> WORK INSTRUCTION: Go through the data below line by line and count those containing the word "icon". Reply with the count only.

> RECORDS:
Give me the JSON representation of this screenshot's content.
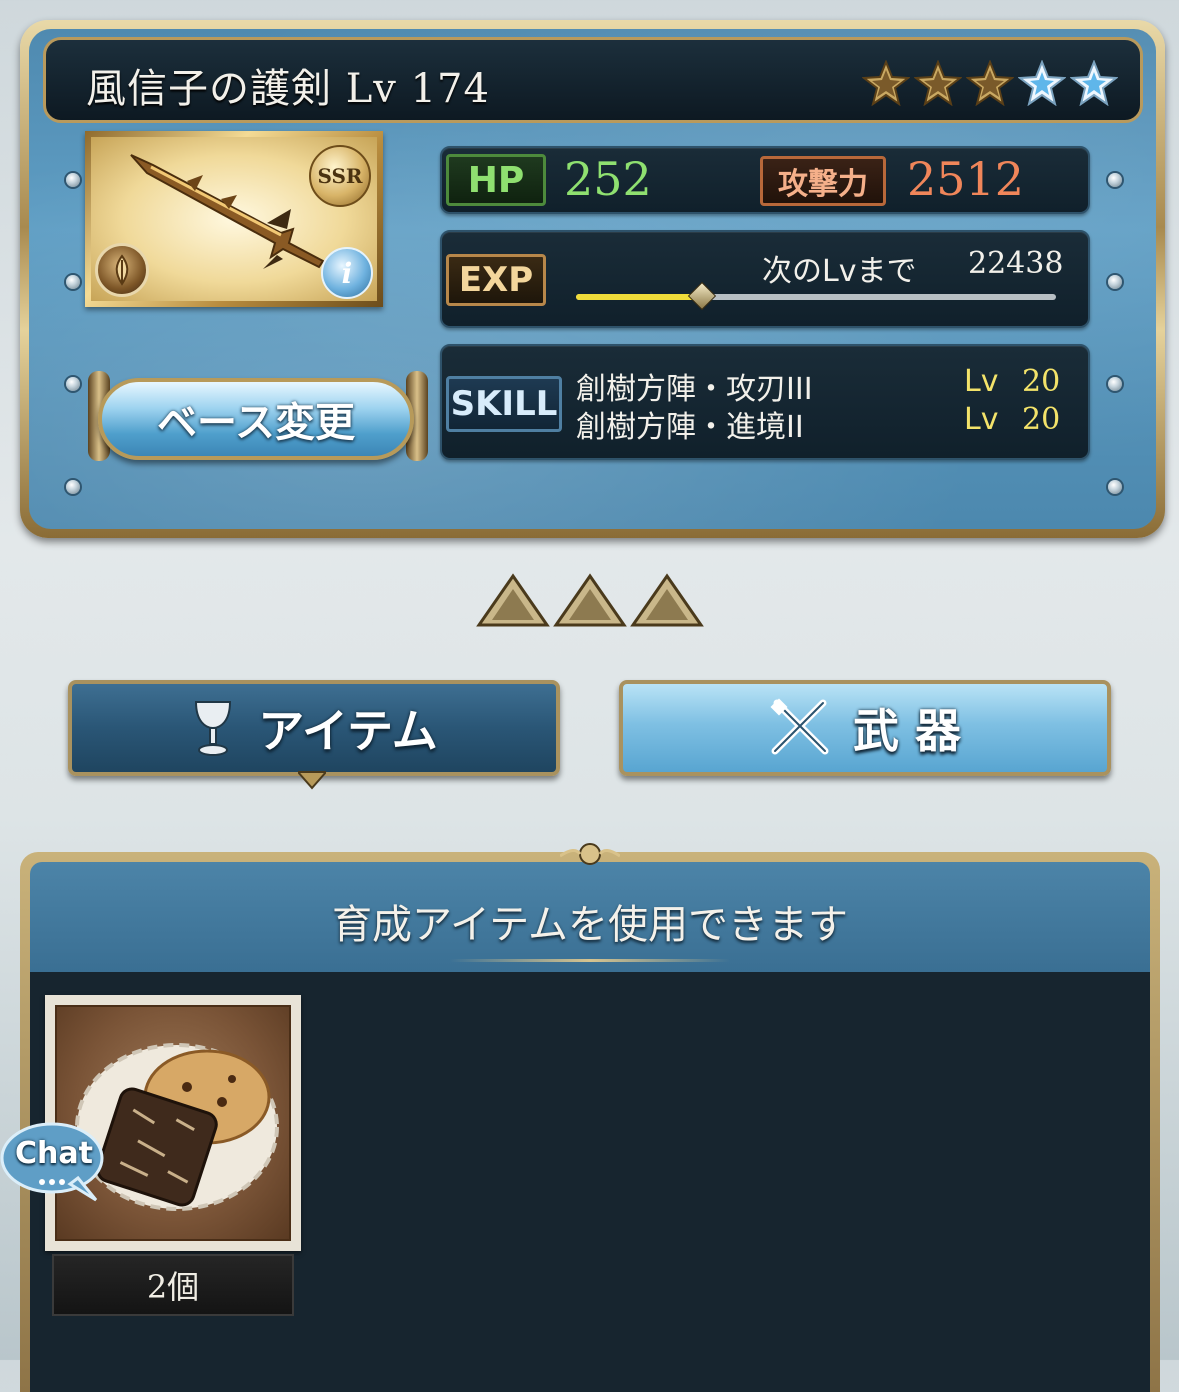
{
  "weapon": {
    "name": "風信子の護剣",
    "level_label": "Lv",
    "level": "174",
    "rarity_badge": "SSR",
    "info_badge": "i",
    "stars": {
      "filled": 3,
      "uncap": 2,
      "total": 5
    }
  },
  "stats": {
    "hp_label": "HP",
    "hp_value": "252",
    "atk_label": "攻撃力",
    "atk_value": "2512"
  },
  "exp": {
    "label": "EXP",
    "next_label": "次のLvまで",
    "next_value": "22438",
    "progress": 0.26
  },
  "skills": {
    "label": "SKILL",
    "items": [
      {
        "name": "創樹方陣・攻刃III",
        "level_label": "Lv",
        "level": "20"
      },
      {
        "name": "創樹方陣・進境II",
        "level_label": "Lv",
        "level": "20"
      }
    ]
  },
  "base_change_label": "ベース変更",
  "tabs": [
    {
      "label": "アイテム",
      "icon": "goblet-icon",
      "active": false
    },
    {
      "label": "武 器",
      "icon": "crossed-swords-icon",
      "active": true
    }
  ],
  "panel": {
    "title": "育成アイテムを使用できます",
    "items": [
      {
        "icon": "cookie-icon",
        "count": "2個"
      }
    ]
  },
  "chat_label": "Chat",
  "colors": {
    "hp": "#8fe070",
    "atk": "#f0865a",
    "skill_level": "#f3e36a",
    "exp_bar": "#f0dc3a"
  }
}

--

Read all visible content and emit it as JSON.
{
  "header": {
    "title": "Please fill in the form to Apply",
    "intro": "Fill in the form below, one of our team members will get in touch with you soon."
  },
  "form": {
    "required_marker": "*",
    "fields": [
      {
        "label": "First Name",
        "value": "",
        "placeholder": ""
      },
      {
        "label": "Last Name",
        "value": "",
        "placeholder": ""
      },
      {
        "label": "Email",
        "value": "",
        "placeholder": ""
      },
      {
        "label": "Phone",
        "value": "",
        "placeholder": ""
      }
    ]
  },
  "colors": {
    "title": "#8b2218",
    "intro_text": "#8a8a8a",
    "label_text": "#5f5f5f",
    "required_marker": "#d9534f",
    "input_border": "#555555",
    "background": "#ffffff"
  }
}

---

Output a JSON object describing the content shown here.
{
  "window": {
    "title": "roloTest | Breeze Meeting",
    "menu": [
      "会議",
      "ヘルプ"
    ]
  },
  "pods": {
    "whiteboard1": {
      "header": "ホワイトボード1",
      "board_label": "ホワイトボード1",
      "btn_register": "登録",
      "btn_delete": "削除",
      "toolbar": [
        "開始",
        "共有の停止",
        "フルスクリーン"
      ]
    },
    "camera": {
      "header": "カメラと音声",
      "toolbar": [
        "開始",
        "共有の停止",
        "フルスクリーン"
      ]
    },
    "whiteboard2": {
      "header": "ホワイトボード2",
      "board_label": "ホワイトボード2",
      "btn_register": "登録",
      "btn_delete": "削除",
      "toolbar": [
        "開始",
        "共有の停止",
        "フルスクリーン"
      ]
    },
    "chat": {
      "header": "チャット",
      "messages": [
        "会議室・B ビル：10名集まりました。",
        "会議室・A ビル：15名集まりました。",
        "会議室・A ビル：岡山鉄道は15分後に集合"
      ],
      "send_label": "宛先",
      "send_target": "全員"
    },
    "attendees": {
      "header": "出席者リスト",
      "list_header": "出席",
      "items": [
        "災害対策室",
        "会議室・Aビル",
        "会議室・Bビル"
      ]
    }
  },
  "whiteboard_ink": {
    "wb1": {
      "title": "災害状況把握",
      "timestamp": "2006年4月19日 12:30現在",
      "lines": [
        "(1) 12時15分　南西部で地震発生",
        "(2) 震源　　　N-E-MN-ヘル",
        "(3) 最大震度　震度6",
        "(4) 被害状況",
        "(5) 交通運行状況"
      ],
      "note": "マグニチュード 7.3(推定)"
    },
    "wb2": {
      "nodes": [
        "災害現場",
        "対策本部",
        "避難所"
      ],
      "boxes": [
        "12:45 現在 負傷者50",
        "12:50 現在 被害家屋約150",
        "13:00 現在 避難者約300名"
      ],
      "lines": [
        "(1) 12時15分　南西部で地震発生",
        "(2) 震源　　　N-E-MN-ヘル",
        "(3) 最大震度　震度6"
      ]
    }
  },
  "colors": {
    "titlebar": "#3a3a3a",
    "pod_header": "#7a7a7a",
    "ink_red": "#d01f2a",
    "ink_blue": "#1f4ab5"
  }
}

> RESULT FOR THIS TASK: 3